|XP is just a number|
Some sort of database with transactional integrity would also be my first thought, but if you need to support multiple users making changes, and you can't change the format of the file (because you're interacting with something else, etc.), there is another way to get pretty close to insuring integrity: use another set of files to allow only one 'user' to change the file at a time.
For example, if a program wants to change the file, it checks that directory for glob( 'flat_file_lock_*' ), and if it finds any files, it adds one to the last file name, and touches that file. If it doesn't find any, it touches 'flat_file_lock_0'. (Yes I know there's a race condition here, but if that's an issue, use a database.)
Then each program just needs to wait until it is the lowest-numbered lock file, make its change, and delete its lock file. Primitive but functional.
Another way would be to write your updates to a pipe, and have a separate process listen on that pipe. (Assuming you're not on Windows, where pipes are scary.)

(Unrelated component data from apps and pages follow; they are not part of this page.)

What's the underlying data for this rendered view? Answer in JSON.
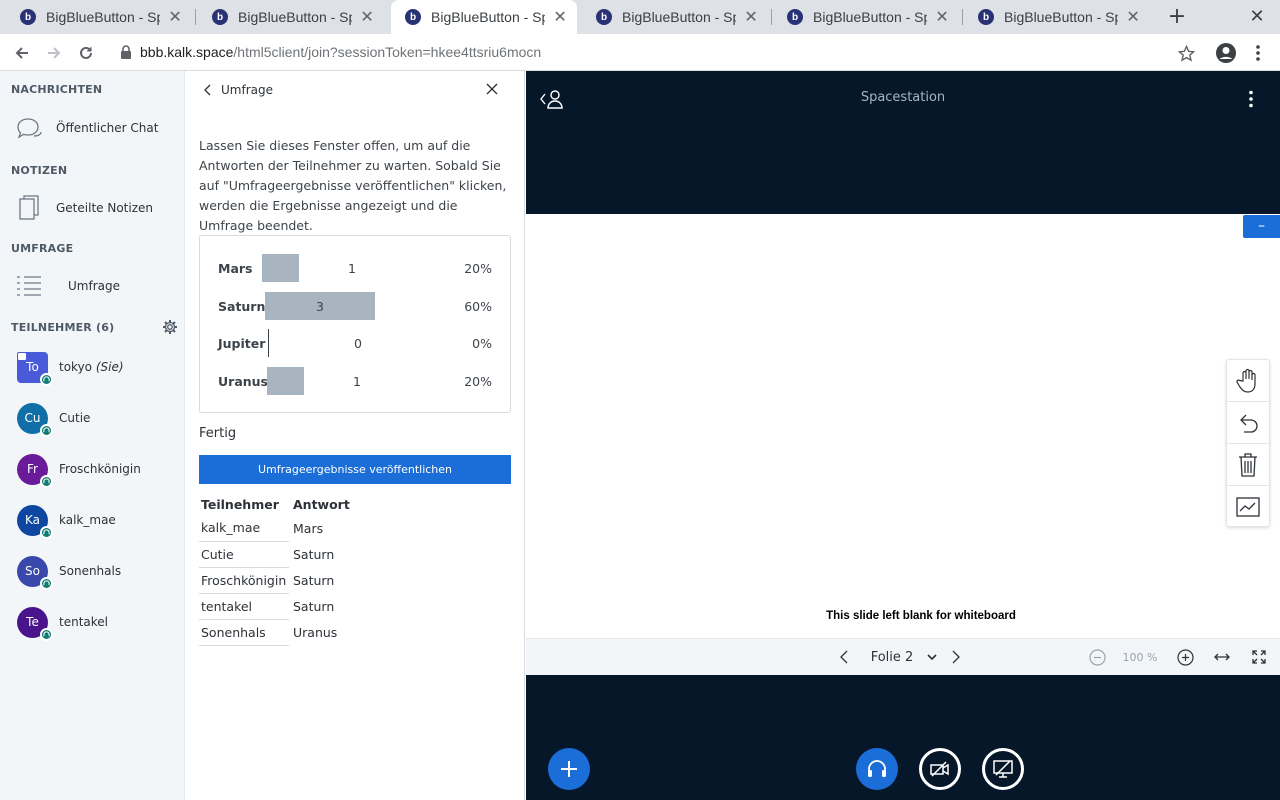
{
  "browser": {
    "tabs": [
      {
        "title": "BigBlueButton - Sp",
        "active": false
      },
      {
        "title": "BigBlueButton - Sp",
        "active": false
      },
      {
        "title": "BigBlueButton - Sp",
        "active": true
      },
      {
        "title": "BigBlueButton - Sp",
        "active": false
      },
      {
        "title": "BigBlueButton - Sp",
        "active": false
      },
      {
        "title": "BigBlueButton - Sp",
        "active": false
      }
    ],
    "url_host": "bbb.kalk.space",
    "url_path": "/html5client/join?sessionToken=hkee4ttsriu6mocn"
  },
  "sidebar": {
    "messages_title": "NACHRICHTEN",
    "public_chat": "Öffentlicher Chat",
    "notes_title": "NOTIZEN",
    "shared_notes": "Geteilte Notizen",
    "poll_title": "UMFRAGE",
    "poll_item": "Umfrage",
    "participants_title": "TEILNEHMER (6)",
    "users": [
      {
        "initials": "To",
        "name": "tokyo",
        "suffix": "(Sie)",
        "color": "#4a5bd9",
        "moderator": true
      },
      {
        "initials": "Cu",
        "name": "Cutie",
        "suffix": "",
        "color": "#0f6fa6",
        "moderator": false
      },
      {
        "initials": "Fr",
        "name": "Froschkönigin",
        "suffix": "",
        "color": "#6a1b9a",
        "moderator": false
      },
      {
        "initials": "Ka",
        "name": "kalk_mae",
        "suffix": "",
        "color": "#0d47a1",
        "moderator": false
      },
      {
        "initials": "So",
        "name": "Sonenhals",
        "suffix": "",
        "color": "#3949ab",
        "moderator": false
      },
      {
        "initials": "Te",
        "name": "tentakel",
        "suffix": "",
        "color": "#4a148c",
        "moderator": false
      }
    ]
  },
  "poll": {
    "back_label": "Umfrage",
    "description": "Lassen Sie dieses Fenster offen, um auf die Antworten der Teilnehmer zu warten. Sobald Sie auf \"Umfrageergebnisse veröffentlichen\" klicken, werden die Ergebnisse angezeigt und die Umfrage beendet.",
    "results": [
      {
        "label": "Mars",
        "count": 1,
        "percent": "20%",
        "fraction": 0.2
      },
      {
        "label": "Saturn",
        "count": 3,
        "percent": "60%",
        "fraction": 0.6
      },
      {
        "label": "Jupiter",
        "count": 0,
        "percent": "0%",
        "fraction": 0.0
      },
      {
        "label": "Uranus",
        "count": 1,
        "percent": "20%",
        "fraction": 0.2
      }
    ],
    "status": "Fertig",
    "publish_label": "Umfrageergebnisse veröffentlichen",
    "table_headers": {
      "participant": "Teilnehmer",
      "answer": "Antwort"
    },
    "responses": [
      {
        "name": "kalk_mae",
        "answer": "Mars"
      },
      {
        "name": "Cutie",
        "answer": "Saturn"
      },
      {
        "name": "Froschkönigin",
        "answer": "Saturn"
      },
      {
        "name": "tentakel",
        "answer": "Saturn"
      },
      {
        "name": "Sonenhals",
        "answer": "Uranus"
      }
    ]
  },
  "presentation": {
    "title": "Spacestation",
    "slide_text": "This slide left blank for whiteboard",
    "slide_label": "Folie 2",
    "zoom": "100 %"
  },
  "colors": {
    "accent": "#1b6ed7",
    "stage_bg": "#06172a",
    "bar": "#a8b5c0"
  }
}
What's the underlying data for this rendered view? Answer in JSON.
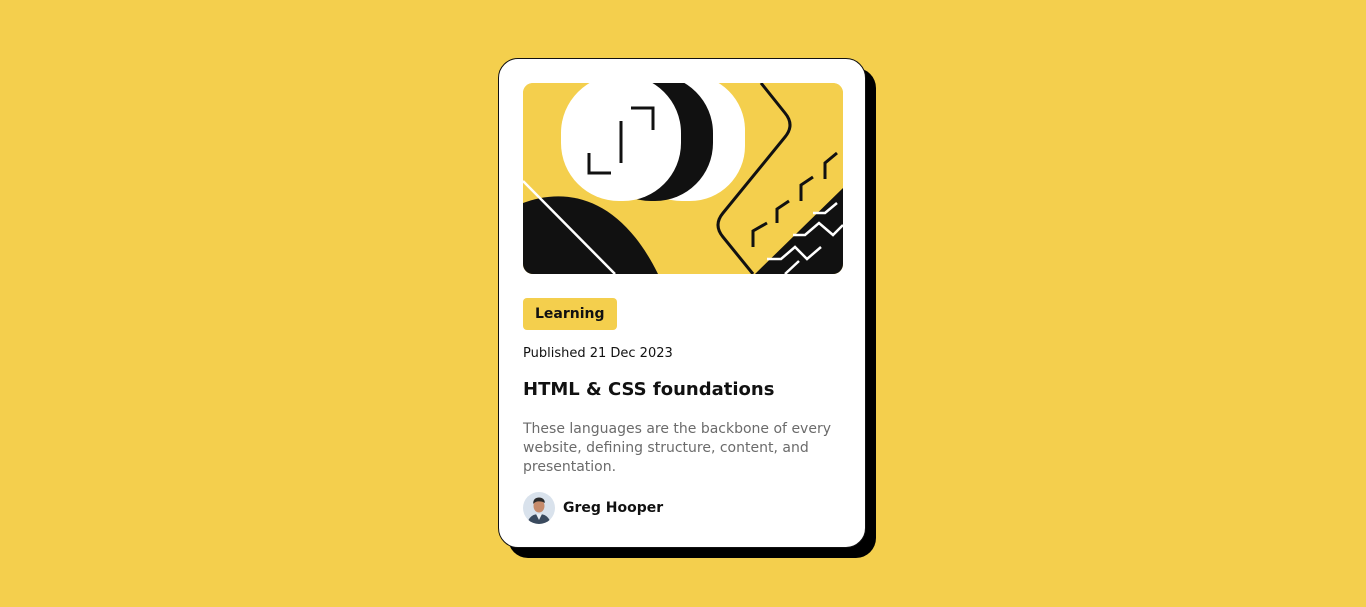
{
  "card": {
    "tag": "Learning",
    "published": "Published 21 Dec 2023",
    "title": "HTML & CSS foundations",
    "description": "These languages are the backbone of every website, defining structure, content, and presentation.",
    "author": {
      "name": "Greg Hooper",
      "avatar_icon": "person-avatar"
    },
    "illustration_icon": "abstract-code-illustration"
  },
  "colors": {
    "background": "#F4CF4D",
    "card": "#FFFFFF",
    "ink": "#111111",
    "muted_text": "#6B6B6B",
    "tag_background": "#F4CF4D"
  }
}
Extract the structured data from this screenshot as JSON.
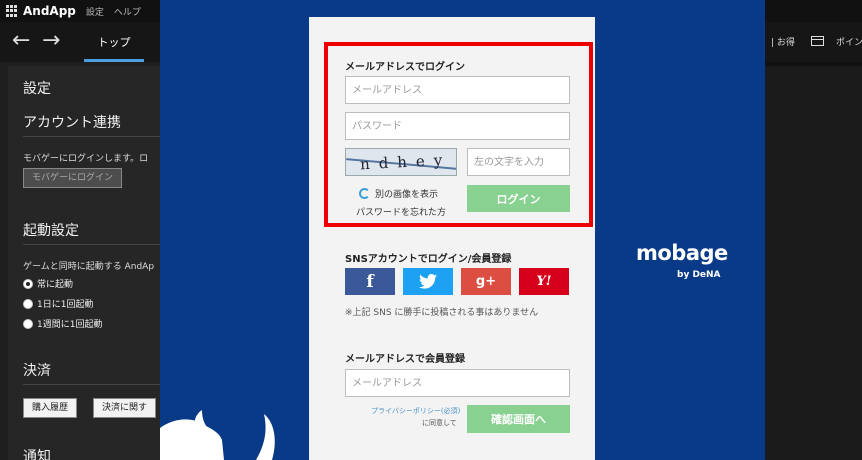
{
  "background_app": {
    "app_name": "AndApp",
    "menu": [
      "設定",
      "ヘルプ"
    ],
    "nav_back": "←",
    "nav_forward": "→",
    "tab_top": "トップ",
    "settings_title": "設定",
    "account_section": "アカウント連携",
    "account_desc": "モバゲーにログインします。ロ",
    "mobage_login_button": "モバゲーにログイン",
    "startup_section": "起動設定",
    "startup_desc": "ゲームと同時に起動する AndAp",
    "radio_options": [
      "常に起動",
      "1日に1回起動",
      "1週間に1回起動"
    ],
    "payment_section": "決済",
    "purchase_history_button": "購入履歴",
    "payment_about_button": "決済に関す",
    "notice_section": "通知"
  },
  "background_right": {
    "label_otoku": "| お得",
    "label_point": "ポイン"
  },
  "login": {
    "email_login_label": "メールアドレスでログイン",
    "email_placeholder": "メールアドレス",
    "password_placeholder": "パスワード",
    "captcha_text": "ndhey",
    "captcha_placeholder": "左の文字を入力",
    "refresh_image_link": "別の画像を表示",
    "forgot_password_link": "パスワードを忘れた方",
    "login_button": "ログイン"
  },
  "sns": {
    "label": "SNSアカウントでログイン/会員登録",
    "buttons": [
      "f",
      "t",
      "g+",
      "Y!"
    ],
    "colors": [
      "#3b5998",
      "#1da1f2",
      "#dc4e41",
      "#d6001b"
    ],
    "note": "※上記 SNS に勝手に投稿される事はありません"
  },
  "register": {
    "label": "メールアドレスで会員登録",
    "email_placeholder": "メールアドレス",
    "privacy_link": "プライバシーポリシー(必須)",
    "agree_text": "に同意して",
    "confirm_button": "確認画面へ"
  },
  "branding": {
    "logo": "mobage",
    "by": "by DeNA"
  },
  "colors": {
    "overlay_bg": "#093a87",
    "highlight": "#e00000",
    "green_button": "#88d191"
  }
}
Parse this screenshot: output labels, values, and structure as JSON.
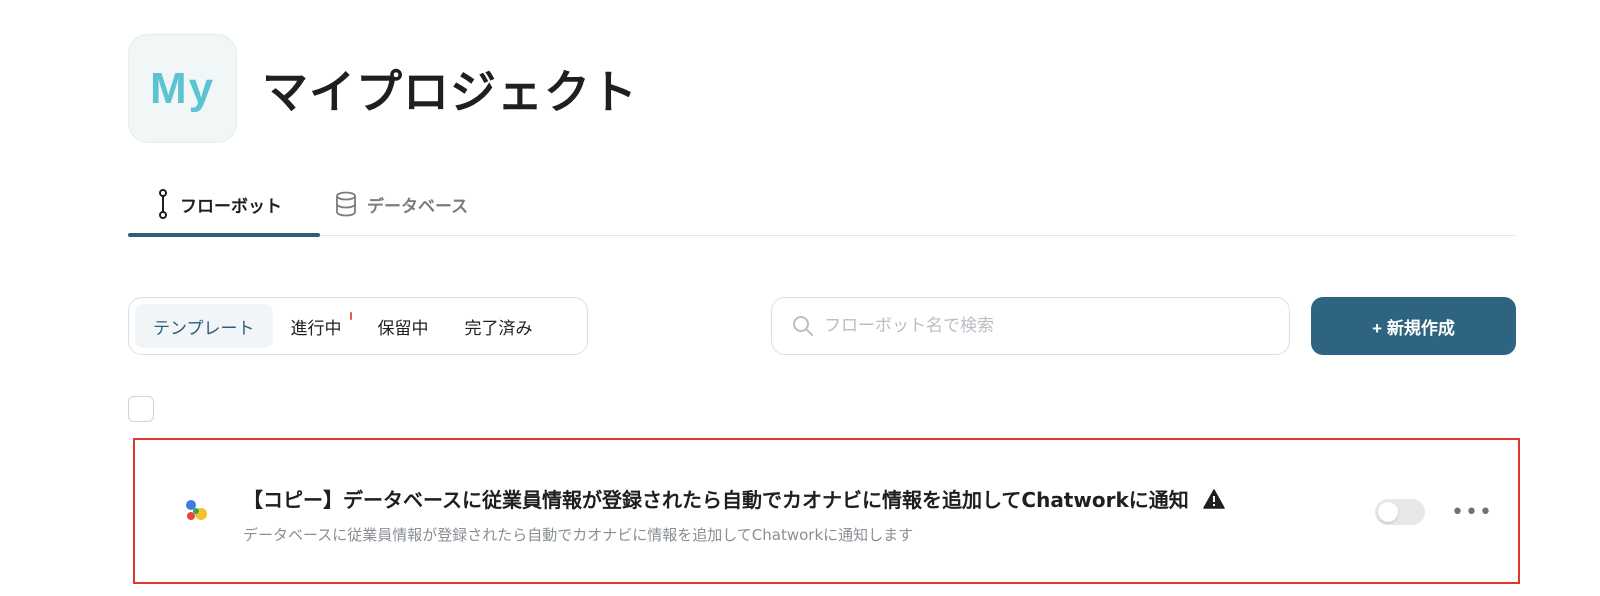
{
  "project": {
    "logo_text": "My",
    "title": "マイプロジェクト"
  },
  "tabs": [
    {
      "label": "フローボット",
      "icon": "flow-icon",
      "active": true
    },
    {
      "label": "データベース",
      "icon": "database-icon",
      "active": false
    }
  ],
  "filters": [
    {
      "label": "テンプレート",
      "active": true
    },
    {
      "label": "進行中",
      "active": false
    },
    {
      "label": "保留中",
      "active": false
    },
    {
      "label": "完了済み",
      "active": false
    }
  ],
  "search": {
    "placeholder": "フローボット名で検索"
  },
  "new_button": {
    "label": "+ 新規作成"
  },
  "flows": [
    {
      "title": "【コピー】データベースに従業員情報が登録されたら自動でカオナビに情報を追加してChatworkに通知",
      "description": "データベースに従業員情報が登録されたら自動でカオナビに情報を追加してChatworkに通知します",
      "warning": true,
      "enabled": false
    }
  ],
  "colors": {
    "accent": "#2e6480",
    "highlight_border": "#e1362b",
    "logo_text": "#5bc3d1"
  }
}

Spring: Forces, Coiled Again!
In reply to Re: How to modify/delete records in a flat-file database?